Friday, May 4, 2012

How to End This Depression

Paul Krugman says "it's easy":
The depression we’re in is essentially gratuitous: we don’t need to be suffering so much pain and destroying so many lives. We could end it both more easily and more quickly than anyone imagines — anyone, that is, except those who have actually studied the economics of depressed economies and the historical evidence on how policies work in such economies.

The truth is that recovery would be almost ridiculously easy to achieve: all we need is to reverse the austerity policies of the past couple of years and temporarily boost spending. Never mind all the talk of how we have a long-run problem that can’t have a short-run solution—this may sound sophisticated, but it isn’t. With a boost in spending, we could be back to more or less full employment faster than anyone imagines.

But don’t we have to worry about long-run budget deficits? Keynes wrote that “the boom, not the slump, is the time for austerity.” Now, as I argue in my forthcoming book—and show later in the data discussed in this article—is the time for the government to spend more until the private sector is ready to carry the economy forward again.
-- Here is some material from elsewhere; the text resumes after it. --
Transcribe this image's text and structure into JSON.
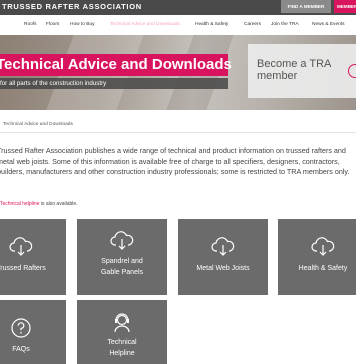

At that point, the US would be in a far better position to deal with deficits, entitlements, and the costs of financing them.
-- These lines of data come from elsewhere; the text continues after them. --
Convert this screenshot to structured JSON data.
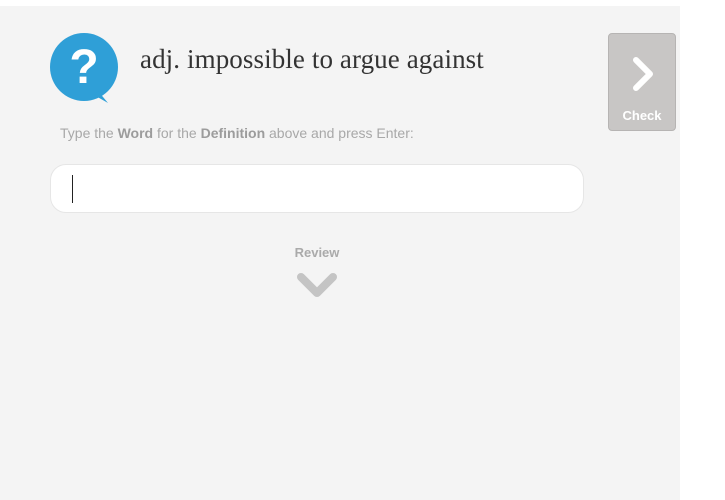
{
  "quiz": {
    "definition": "adj. impossible to argue against",
    "instruction": {
      "part1": "Type the ",
      "word": "Word",
      "part2": " for the ",
      "definition": "Definition",
      "part3": " above and press Enter:"
    },
    "answer_value": "",
    "check_label": "Check",
    "review_label": "Review"
  },
  "icons": {
    "question": "question-bubble-icon",
    "check": "chevron-right-icon",
    "review": "chevron-down-icon"
  },
  "colors": {
    "accent": "#2f9fd7",
    "background": "#f4f4f4",
    "check_button": "#c8c6c5",
    "muted_text": "#a8a8a8"
  }
}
Meanwhile, the strong measures that would all go a long way toward lifting us out of this depression should include, among other policies, increased federal aid to state and local governments, which would restore the jobs of many public employees; a more aggressive approach by the Federal Reserve to quantitative easing (that is, purchasing bonds in an attempt to reduce long-term interest rates); and less timid efforts by the Obama administration to reduce homeowner debt...
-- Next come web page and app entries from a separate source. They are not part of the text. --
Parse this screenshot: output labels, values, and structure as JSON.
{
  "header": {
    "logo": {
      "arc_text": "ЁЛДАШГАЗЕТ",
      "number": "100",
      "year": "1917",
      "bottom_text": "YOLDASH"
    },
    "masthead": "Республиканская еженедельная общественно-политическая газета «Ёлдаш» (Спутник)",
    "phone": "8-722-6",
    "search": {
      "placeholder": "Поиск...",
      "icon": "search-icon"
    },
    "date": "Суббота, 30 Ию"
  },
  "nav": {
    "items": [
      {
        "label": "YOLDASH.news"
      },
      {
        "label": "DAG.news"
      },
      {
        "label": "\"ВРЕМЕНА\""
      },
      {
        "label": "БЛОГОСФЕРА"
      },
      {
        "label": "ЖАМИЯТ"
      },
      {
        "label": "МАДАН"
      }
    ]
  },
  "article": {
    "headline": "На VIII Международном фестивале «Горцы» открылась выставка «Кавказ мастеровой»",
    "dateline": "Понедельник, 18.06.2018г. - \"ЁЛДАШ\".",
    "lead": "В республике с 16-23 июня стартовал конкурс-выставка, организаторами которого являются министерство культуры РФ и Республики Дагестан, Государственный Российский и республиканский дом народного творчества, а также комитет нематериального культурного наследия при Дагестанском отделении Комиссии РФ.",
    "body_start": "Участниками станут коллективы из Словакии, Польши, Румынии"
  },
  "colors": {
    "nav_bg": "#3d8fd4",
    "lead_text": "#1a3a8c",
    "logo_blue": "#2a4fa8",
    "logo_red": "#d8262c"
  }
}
The politics of achieving that?  Okay, that's more difficult. Krugman discusses the evidence for his argument and the obstacles to achieving rational policy to end what he forthrightly calls "this depression" at length in his current New York Review of Books article, HERE.